**GOAL OF THE EXERCISE:**
Your reply should be only the number of lines in the records that contain the word "objects".
:::::
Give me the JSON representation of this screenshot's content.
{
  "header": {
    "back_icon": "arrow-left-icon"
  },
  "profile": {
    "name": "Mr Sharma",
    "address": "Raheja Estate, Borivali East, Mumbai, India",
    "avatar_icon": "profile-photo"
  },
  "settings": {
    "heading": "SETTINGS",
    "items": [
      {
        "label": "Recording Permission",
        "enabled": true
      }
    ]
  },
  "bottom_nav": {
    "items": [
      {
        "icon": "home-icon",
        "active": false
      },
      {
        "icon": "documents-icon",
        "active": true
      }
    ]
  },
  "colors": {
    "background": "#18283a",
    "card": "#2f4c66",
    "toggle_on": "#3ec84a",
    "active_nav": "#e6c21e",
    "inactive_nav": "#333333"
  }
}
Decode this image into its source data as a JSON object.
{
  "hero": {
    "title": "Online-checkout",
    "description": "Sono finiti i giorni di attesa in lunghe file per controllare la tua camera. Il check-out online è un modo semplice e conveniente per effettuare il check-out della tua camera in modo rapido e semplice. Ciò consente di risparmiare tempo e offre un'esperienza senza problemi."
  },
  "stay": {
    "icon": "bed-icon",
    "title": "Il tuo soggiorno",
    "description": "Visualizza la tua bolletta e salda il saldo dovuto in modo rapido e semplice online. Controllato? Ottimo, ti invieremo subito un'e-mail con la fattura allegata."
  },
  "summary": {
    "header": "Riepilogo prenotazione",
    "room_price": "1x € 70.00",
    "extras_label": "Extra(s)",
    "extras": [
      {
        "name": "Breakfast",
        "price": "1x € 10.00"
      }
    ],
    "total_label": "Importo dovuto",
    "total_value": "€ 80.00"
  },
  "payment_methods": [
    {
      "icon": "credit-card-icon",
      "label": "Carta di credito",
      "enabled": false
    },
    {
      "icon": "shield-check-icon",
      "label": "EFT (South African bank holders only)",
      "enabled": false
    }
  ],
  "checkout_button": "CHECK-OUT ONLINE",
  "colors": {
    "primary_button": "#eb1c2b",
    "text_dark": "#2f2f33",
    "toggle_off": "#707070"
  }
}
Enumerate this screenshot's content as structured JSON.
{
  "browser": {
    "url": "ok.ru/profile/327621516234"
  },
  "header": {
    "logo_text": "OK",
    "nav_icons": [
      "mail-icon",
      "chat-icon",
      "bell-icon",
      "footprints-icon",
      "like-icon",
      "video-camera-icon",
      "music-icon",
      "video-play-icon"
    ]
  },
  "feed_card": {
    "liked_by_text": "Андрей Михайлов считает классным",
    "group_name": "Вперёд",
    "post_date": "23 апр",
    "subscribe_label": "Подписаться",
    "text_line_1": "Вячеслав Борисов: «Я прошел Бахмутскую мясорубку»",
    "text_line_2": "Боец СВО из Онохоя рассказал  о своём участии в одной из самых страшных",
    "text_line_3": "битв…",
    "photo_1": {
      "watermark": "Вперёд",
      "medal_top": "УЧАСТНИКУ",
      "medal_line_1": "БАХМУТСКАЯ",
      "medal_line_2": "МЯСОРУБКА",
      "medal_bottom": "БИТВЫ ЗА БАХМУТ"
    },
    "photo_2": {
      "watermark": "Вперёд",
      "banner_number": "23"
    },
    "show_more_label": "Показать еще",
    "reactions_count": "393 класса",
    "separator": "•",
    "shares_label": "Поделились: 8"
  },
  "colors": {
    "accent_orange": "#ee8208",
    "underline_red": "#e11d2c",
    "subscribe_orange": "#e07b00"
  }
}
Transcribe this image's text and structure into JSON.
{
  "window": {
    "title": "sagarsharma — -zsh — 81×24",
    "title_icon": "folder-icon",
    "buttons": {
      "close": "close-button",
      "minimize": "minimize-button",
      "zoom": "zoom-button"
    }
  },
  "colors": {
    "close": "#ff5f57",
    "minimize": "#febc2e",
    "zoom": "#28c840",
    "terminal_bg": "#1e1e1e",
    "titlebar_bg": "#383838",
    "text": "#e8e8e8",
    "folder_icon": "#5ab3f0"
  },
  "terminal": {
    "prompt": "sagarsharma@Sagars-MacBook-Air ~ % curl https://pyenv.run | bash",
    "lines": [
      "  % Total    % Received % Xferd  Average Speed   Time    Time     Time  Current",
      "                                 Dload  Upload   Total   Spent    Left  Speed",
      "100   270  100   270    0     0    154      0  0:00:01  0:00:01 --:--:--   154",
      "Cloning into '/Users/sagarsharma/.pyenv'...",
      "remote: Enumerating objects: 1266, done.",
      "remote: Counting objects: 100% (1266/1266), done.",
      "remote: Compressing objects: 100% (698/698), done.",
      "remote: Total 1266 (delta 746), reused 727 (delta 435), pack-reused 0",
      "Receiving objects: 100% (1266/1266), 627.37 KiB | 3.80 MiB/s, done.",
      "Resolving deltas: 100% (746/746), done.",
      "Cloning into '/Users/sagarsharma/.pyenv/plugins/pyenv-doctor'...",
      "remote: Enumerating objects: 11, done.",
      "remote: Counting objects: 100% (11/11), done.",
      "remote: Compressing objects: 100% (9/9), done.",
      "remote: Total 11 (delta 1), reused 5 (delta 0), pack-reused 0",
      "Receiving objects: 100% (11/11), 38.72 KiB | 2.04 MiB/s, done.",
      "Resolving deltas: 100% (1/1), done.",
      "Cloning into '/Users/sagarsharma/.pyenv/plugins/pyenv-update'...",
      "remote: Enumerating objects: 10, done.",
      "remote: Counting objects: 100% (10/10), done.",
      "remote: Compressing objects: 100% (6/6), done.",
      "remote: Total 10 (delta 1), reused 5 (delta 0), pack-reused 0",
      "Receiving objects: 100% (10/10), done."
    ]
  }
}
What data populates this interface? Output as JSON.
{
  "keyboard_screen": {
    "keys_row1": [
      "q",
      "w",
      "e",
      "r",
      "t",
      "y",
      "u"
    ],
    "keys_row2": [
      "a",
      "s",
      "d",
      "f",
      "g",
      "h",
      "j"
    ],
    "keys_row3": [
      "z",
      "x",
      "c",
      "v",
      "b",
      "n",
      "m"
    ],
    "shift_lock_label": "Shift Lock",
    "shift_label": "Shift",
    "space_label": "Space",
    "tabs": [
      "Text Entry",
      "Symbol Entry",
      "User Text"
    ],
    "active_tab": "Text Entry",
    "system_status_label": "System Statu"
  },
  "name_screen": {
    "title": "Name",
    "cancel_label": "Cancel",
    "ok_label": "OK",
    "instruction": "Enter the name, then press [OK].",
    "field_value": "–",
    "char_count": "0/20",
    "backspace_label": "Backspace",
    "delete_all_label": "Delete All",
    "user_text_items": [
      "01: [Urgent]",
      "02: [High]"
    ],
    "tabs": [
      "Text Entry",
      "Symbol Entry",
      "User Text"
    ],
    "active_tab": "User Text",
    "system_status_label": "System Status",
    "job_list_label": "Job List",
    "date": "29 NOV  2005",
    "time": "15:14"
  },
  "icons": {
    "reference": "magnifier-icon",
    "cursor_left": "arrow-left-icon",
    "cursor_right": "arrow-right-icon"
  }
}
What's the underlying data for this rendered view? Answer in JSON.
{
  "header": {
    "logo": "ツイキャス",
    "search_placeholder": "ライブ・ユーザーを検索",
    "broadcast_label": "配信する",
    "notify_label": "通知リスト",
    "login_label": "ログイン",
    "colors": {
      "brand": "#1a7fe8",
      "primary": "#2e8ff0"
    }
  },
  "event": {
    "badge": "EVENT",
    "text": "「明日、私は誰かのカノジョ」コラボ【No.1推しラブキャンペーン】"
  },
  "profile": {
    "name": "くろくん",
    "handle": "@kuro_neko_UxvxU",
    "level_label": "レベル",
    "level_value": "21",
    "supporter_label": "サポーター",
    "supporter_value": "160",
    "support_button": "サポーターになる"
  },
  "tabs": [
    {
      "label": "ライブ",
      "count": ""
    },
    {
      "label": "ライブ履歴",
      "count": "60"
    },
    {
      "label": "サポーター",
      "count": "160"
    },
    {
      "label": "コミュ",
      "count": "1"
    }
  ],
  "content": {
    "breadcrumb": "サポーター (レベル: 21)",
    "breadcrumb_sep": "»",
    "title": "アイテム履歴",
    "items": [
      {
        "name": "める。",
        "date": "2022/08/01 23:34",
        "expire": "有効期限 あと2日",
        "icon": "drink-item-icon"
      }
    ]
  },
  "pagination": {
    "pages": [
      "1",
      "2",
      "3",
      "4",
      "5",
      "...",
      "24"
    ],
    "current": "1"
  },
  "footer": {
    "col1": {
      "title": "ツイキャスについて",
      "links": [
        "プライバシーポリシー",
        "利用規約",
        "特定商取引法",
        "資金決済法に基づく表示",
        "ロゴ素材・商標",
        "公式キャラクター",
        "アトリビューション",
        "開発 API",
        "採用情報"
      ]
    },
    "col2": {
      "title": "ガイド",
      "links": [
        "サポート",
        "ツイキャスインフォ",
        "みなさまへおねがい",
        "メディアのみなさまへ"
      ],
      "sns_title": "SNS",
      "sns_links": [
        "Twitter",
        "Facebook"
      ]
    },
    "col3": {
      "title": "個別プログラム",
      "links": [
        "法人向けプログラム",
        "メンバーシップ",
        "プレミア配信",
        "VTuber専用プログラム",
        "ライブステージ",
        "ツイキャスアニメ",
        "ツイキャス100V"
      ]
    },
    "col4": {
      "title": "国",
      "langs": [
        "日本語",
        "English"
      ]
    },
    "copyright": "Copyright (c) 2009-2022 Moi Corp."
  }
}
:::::
**OUTPUT OF THE TASK:**
12